The Commitments (1991)
Reviewed for TheBluFile.com by Dustin Putman(Release Date: August 30, 2016)
"The Commitments" is a film of great music and exuberant youthful naiveté, leading to an anticlimactic whimper. Perhaps that is director Alan Parker's entire point, that the talented ragtag band members at the center of the story (based on Roddy Doyle's 1987 novel) are too different and too volatile, getting in the way of themselves and their burgeoning success. Watching them, it is easy to see how fame is within their grasp and why, simultaneously, it couldn't be farther away. If "The Commitments" doesn't add up to much, observing but not really digging deeply into its characters or their exploits and squabbles, there is no denying the film's naturalism and energy. Predominately using untrained actors, Parker's ensemble feel like real people, going (mostly) through real experiences. Thisand the music they singis where the picture buzzes and sparks to life.
In a standout big-screen debut that, surprisingly, didn't lead to a longer movie career, Robert Arkins (striking a passing resemblance to James McAvoy) is terrific as Jimmy Rabbitte, a music lover with a wild but possible dream of creating a rock-and-roll soul band in his North Dublin hometown. Holding auditions out of his parents' home, he gradually gathers together his group, a cover band specializing in soul called The Commitments. Acting as manager, he begins the intensive rehearsal process, his membersamong them, lead singer Deco Cuffe (Andrew Strong), whom he discovers drunkenly singing at a wedding; lead guitarist "Outspan" Foster (Glen Hansard); bass player Derek Scully (Kenneth McCluskey); Commitmentette backing vocalists Bernie McGloughlin (Bronagh Gallagher), Natalie Murphy (Maria Doyle) and Imelda Quirke (Angeline Ball); and elder, more experienced trumpet player Joey "The Lips" Fagan (Johnny Murphy)working toward playing their first gigs around town. The closer they get to hitting it big, however, the more their warring egos begin to get in the way.

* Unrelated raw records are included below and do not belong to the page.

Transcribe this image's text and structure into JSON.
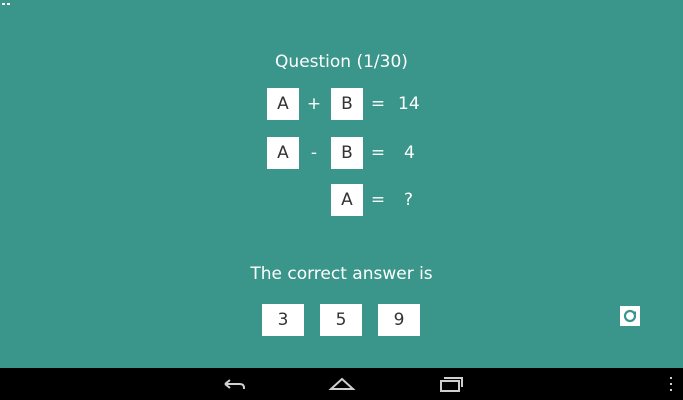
{
  "quiz": {
    "title": "Question (1/30)",
    "equations": [
      {
        "left": "A",
        "op": "+",
        "right": "B",
        "equals": "=",
        "result": "14"
      },
      {
        "left": "A",
        "op": "-",
        "right": "B",
        "equals": "=",
        "result": "4"
      },
      {
        "left": "",
        "op": "",
        "right": "A",
        "equals": "=",
        "result": "?"
      }
    ],
    "prompt": "The correct answer is",
    "choices": [
      "3",
      "5",
      "9"
    ]
  },
  "icons": {
    "refresh": "refresh-icon",
    "back": "back-icon",
    "home": "home-icon",
    "recents": "recents-icon",
    "menu": "overflow-menu-icon"
  },
  "colors": {
    "background": "#3a968b",
    "box": "#ffffff",
    "navbar": "#000000"
  }
}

Throughout his career, director Alan Parker has made films that are more serious and hard-hitting (1988's "Mississippi Burning"), more visionary (1982's "Pink Floyd: The Wall"), and more ambitious in scope (1996's "Evita"), but the cultural and locational milieu he portrays in "The Commitments" feels authentic and lived-in. The unforced liveliness of the cast is infectious, but the wall-to-wall soundtrack (featuring covers of classics by Sir Mack Rice, Aretha Franklin, Otis Redding, The Marvelettes, and Wilson Pickett) is arguably the biggest star, the loose narrative frequently moving out of the way to make room for another musical performance. In spite of its rhythmic charms, there is a slightness to "The Commitments," the story never burrowing beneath the surface, the characters underutilized, and the climactic unraveling of their relationships striking one as obligatory rather than organic. Still, the film is memorable, lingering in one's mind after it has ended. Perhaps, in the end, it's a tad wiser than it initially lets on.

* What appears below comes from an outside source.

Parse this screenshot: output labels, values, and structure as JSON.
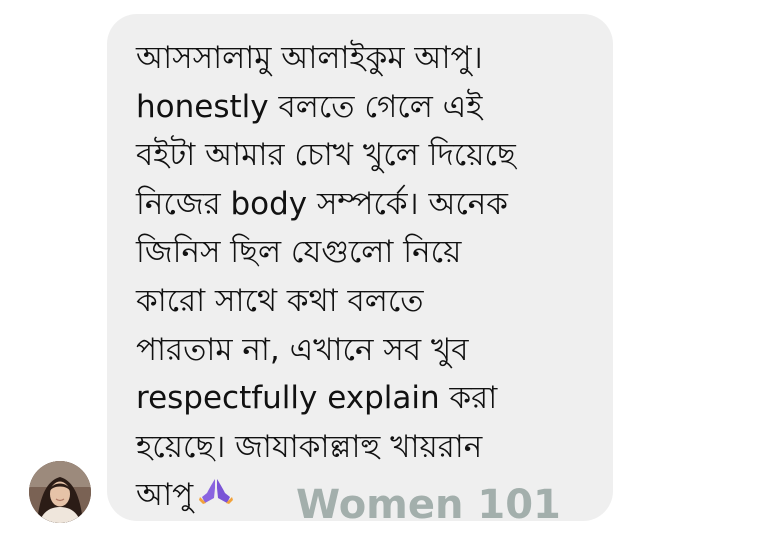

"The Commitments" is twenty-five years old, but one would never know it based on its sterling 1080p transfer. Looking young and refreshed, this cult musical drama appears to have gone through a noticeable restoration, and the results are pretty remarkable to behold. Image depth is eye-opening, finding dimensionality in its gritty Irish surroundings. Detail and clarity are vivid, accurately observing fine textures on surfaces and clothing, as well as every line and strand of hair stubble on the actors' faces. Colors appear healthy, and black levels are solid. Age-related issues are, well, a non-issue; the image is clean and clear with little to no noticeable specks of dirt or damage. Without a doubt, the film has never looked this good on a home entertainment format. The 5.1 DTS-HD Master Audio is every bit the picture's equal, showcasing with range, clarity and overall fullness its staggering 68 music cues and 52-song soundtrack. Dialogue is on point within the mix, always clear even through thick Dublin accents.
- Audio Commentary with director Alan Parker

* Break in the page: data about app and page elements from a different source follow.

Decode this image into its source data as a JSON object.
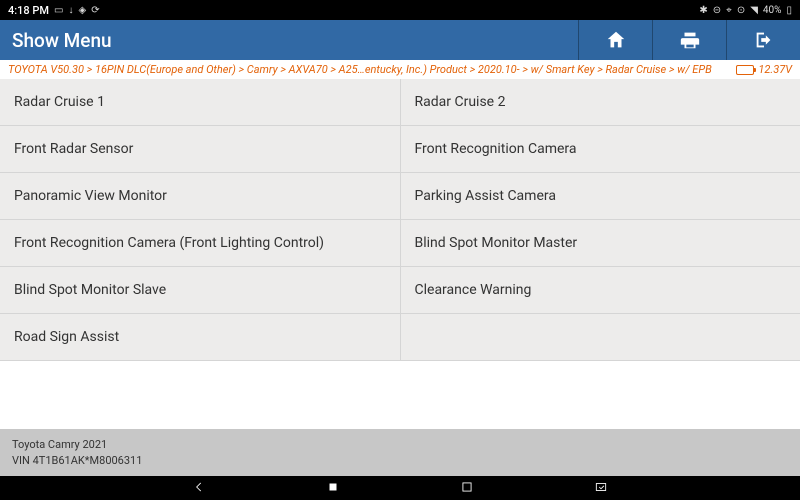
{
  "status": {
    "time": "4:18 PM",
    "battery_pct": "40%"
  },
  "toolbar": {
    "title": "Show Menu"
  },
  "breadcrumb": {
    "text": "TOYOTA V50.30 > 16PIN DLC(Europe and Other) > Camry > AXVA70 > A25…entucky, Inc.) Product > 2020.10- > w/ Smart Key > Radar Cruise > w/ EPB",
    "voltage": "12.37V"
  },
  "menu": {
    "rows": [
      {
        "left": "Radar Cruise 1",
        "right": "Radar Cruise 2"
      },
      {
        "left": "Front Radar Sensor",
        "right": "Front Recognition Camera"
      },
      {
        "left": "Panoramic View Monitor",
        "right": "Parking Assist Camera"
      },
      {
        "left": "Front Recognition Camera (Front Lighting Control)",
        "right": "Blind Spot Monitor Master"
      },
      {
        "left": "Blind Spot Monitor Slave",
        "right": "Clearance Warning"
      },
      {
        "left": "Road Sign Assist",
        "right": ""
      }
    ]
  },
  "footer": {
    "vehicle": "Toyota Camry 2021",
    "vin": "VIN 4T1B61AK*M8006311"
  }
}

- "25 Years Later: Interview with Alan Parker and the Cast" Featurette (19:09, HD)
- "The Making of Alan Parker's Film The Commitments" Featurette (22:37, HD)
- "The Commitments: Looking Back" Featurette (47:11, HD)
- "Dublin Soul" Featurette (14:53, HD)
- "Making of The Commitments" Featurette (8:05, HD)
- "Treat Her Right" Music Video with Alan Parker and Robert Arkins Introduction (5:51, HD)
- Production Stills
- Behind-the-Scenes Stills
Image Entertainment has pulled out all the stops with its Blu-ray release of "The Commitments," labeled "The 25th Anniversary Edition." Love and care and attention to detail have been paid to this catalogue title, resulting in a fantastic, features-stacked package that fans should be all over. Highly recommended.